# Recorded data
--------

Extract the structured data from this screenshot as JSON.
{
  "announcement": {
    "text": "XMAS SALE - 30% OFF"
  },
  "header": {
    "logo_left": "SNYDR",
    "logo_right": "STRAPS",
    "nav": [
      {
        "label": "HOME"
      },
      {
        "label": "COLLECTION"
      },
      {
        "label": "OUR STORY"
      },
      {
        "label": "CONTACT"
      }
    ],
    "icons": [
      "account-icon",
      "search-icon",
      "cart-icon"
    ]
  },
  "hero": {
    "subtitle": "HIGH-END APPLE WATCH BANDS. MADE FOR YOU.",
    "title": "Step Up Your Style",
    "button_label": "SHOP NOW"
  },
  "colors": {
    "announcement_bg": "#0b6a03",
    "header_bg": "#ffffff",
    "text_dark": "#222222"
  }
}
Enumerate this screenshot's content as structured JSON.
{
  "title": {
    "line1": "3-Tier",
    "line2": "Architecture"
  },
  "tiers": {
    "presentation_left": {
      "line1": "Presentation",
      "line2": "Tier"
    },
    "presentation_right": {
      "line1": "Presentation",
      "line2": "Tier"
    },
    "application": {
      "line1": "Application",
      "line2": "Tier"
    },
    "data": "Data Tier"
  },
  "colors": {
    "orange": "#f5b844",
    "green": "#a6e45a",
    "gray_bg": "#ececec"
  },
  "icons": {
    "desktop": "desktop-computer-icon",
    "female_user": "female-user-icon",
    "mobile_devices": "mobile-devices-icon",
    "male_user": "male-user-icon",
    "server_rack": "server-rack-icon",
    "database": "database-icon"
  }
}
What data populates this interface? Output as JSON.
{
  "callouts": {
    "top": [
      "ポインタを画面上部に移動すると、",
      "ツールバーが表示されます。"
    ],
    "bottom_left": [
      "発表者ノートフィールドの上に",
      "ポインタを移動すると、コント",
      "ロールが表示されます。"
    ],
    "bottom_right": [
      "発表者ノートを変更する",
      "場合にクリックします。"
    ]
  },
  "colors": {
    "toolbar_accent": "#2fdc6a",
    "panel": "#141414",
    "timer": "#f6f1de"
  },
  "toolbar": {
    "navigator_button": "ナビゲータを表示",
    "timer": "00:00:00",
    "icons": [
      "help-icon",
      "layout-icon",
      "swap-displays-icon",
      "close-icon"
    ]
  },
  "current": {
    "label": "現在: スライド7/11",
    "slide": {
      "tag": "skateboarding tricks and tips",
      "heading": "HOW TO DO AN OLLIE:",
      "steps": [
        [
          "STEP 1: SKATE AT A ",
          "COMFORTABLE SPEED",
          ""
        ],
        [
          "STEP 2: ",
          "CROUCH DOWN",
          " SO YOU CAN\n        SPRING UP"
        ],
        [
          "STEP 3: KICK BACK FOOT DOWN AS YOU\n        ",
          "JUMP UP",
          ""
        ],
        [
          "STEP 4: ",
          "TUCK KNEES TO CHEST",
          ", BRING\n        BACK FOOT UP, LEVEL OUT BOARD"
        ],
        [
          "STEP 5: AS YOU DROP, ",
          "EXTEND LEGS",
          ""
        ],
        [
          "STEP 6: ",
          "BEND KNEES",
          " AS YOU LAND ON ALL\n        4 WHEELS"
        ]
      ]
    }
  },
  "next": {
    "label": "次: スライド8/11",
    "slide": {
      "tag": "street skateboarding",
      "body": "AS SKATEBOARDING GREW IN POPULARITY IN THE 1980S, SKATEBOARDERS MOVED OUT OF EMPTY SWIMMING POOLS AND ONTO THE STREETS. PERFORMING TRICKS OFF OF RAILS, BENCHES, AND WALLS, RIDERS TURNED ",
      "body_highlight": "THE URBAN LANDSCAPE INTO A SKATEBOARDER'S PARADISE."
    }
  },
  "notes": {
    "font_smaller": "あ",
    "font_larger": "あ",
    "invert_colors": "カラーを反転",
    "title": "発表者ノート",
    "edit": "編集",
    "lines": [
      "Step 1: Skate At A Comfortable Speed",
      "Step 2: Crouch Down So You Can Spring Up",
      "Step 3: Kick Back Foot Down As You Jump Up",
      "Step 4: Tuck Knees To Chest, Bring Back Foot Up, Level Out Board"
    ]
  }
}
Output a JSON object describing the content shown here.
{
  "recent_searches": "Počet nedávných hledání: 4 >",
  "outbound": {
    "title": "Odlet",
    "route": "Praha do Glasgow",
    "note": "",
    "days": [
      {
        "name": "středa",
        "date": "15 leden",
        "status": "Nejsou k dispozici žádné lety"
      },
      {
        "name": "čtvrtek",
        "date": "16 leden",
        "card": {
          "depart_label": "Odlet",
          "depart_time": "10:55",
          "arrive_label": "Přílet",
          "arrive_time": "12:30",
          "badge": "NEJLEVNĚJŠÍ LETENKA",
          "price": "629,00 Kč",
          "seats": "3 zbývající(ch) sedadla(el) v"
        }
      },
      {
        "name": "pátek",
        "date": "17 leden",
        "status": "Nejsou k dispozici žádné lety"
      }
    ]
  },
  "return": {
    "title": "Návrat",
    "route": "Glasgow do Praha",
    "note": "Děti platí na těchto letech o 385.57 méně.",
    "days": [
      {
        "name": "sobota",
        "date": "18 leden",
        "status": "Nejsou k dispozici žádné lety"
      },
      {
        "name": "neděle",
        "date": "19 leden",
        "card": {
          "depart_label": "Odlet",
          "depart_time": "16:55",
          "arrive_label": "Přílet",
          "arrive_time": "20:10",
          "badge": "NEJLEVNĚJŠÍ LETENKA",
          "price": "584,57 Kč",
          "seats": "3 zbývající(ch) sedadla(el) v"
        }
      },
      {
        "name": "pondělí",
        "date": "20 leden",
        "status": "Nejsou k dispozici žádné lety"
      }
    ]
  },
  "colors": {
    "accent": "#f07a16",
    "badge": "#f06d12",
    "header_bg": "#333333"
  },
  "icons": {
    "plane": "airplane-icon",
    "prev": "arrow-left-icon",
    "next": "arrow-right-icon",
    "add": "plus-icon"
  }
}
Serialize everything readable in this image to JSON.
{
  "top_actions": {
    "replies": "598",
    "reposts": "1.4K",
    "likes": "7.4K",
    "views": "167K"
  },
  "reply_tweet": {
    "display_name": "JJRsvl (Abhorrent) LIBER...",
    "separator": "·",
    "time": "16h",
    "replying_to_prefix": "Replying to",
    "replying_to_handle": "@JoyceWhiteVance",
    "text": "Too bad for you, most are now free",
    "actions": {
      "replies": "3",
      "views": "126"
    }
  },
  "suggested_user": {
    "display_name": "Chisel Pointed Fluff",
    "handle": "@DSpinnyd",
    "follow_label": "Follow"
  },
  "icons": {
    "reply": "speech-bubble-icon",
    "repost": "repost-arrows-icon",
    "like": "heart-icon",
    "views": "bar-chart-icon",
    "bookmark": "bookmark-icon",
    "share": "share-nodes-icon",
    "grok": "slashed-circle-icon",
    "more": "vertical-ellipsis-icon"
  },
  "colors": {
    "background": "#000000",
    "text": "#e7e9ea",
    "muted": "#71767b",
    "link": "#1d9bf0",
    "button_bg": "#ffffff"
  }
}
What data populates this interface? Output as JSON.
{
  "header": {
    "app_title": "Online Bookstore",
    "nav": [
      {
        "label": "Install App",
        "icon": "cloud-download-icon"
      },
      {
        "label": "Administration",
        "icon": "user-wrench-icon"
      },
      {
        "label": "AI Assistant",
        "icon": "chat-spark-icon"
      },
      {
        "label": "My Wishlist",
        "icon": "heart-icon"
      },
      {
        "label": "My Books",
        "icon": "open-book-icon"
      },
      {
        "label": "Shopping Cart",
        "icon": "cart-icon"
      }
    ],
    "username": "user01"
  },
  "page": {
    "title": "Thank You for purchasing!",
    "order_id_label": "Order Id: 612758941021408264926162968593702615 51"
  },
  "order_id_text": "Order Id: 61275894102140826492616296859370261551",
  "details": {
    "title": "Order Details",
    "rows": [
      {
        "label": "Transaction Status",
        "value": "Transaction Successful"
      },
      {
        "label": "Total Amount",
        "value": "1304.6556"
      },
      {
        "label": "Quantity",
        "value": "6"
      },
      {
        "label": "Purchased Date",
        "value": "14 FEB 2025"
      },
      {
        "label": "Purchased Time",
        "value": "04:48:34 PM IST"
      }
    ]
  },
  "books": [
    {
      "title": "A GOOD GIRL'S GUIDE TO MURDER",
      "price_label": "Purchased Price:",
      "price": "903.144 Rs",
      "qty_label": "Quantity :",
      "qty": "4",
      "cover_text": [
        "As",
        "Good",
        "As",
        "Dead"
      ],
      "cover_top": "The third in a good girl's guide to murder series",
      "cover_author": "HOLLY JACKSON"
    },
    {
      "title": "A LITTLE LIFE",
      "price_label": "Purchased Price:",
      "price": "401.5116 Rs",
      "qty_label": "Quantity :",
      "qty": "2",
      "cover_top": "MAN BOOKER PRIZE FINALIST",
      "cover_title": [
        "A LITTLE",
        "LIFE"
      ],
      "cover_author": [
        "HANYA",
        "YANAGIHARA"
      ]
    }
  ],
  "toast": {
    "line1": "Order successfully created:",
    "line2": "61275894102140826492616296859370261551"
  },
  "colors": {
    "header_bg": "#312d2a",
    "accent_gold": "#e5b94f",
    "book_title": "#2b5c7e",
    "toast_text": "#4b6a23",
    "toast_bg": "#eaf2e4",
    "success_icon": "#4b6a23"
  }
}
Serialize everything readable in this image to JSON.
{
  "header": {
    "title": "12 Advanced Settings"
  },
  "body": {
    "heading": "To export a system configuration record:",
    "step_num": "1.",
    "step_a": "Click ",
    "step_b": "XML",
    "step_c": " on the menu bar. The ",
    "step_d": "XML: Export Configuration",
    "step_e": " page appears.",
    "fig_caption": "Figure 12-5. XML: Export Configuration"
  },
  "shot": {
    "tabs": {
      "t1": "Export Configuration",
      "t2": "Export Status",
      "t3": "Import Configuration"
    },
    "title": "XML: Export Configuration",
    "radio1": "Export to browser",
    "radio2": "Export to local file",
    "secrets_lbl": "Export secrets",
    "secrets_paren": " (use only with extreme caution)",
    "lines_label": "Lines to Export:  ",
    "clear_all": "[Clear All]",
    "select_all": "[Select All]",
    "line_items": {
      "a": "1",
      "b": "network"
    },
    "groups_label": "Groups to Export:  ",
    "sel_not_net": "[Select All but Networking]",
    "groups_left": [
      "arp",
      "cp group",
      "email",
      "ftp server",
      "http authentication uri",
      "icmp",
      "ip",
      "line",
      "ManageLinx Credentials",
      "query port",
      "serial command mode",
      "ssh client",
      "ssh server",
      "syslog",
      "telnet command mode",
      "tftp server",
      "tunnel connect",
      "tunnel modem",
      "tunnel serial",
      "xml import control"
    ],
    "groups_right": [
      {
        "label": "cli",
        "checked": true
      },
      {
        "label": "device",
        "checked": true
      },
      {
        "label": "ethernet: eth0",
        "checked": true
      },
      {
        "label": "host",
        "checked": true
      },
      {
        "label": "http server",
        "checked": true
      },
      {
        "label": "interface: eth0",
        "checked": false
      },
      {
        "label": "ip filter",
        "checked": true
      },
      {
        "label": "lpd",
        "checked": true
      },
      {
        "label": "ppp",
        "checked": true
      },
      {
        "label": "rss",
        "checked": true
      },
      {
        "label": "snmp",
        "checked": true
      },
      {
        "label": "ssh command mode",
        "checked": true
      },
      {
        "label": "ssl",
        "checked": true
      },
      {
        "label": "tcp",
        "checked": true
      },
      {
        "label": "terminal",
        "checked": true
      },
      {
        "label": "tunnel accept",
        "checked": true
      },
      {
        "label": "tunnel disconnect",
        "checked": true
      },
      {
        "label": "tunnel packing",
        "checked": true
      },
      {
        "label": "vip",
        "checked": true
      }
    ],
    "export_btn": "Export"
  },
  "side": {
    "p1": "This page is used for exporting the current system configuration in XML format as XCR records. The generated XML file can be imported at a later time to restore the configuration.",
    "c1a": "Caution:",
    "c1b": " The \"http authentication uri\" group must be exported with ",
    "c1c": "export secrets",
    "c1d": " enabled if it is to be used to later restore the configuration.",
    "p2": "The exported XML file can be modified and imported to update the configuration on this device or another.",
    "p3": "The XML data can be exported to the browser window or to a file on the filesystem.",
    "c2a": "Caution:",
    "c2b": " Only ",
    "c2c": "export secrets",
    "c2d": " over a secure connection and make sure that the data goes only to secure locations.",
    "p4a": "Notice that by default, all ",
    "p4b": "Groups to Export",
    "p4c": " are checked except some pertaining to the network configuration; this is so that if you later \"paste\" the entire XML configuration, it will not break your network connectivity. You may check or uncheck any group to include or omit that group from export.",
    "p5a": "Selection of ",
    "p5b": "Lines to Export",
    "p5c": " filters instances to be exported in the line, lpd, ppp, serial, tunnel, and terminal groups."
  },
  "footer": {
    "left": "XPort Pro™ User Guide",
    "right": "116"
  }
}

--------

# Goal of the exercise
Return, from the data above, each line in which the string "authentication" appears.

# Worked solution
      "http authentication uri",
    "c1b": " The \"http authentication uri\" group must be exported with ",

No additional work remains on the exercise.